Find the lines below holding the word "Generate" and copy each of them.

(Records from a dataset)
—————
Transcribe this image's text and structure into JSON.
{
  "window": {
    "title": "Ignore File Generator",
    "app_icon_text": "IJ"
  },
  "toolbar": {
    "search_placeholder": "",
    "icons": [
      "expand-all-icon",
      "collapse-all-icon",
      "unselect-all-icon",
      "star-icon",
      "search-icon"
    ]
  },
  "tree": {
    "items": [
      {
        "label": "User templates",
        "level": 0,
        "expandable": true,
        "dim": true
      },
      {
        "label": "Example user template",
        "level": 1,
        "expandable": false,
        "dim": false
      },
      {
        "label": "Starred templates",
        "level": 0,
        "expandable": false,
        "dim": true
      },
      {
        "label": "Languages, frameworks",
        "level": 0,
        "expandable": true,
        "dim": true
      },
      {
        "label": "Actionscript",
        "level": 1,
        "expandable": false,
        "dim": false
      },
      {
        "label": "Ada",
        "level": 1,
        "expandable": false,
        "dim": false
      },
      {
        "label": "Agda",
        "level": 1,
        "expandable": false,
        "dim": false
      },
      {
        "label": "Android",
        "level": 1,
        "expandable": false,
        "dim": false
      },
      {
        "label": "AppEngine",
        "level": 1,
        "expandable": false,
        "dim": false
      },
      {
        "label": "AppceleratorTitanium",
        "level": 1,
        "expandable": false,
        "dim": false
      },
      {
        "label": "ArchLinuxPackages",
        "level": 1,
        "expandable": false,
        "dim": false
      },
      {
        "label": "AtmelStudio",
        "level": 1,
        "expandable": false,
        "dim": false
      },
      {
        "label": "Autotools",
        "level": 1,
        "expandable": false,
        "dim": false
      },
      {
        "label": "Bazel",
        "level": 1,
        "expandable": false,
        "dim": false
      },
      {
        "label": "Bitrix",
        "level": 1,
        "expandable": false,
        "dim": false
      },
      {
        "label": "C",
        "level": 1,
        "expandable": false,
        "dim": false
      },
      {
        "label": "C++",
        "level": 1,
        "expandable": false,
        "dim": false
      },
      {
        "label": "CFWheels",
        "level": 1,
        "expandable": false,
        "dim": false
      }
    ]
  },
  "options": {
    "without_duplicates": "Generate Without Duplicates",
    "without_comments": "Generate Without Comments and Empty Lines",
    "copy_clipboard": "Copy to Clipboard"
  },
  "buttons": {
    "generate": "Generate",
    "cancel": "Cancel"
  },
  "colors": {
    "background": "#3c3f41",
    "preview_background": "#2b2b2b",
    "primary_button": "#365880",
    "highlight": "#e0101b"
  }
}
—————
▶ [Answer]
    "without_duplicates": "Generate Without Duplicates",
    "without_comments": "Generate Without Comments and Empty Lines",
    "generate": "Generate",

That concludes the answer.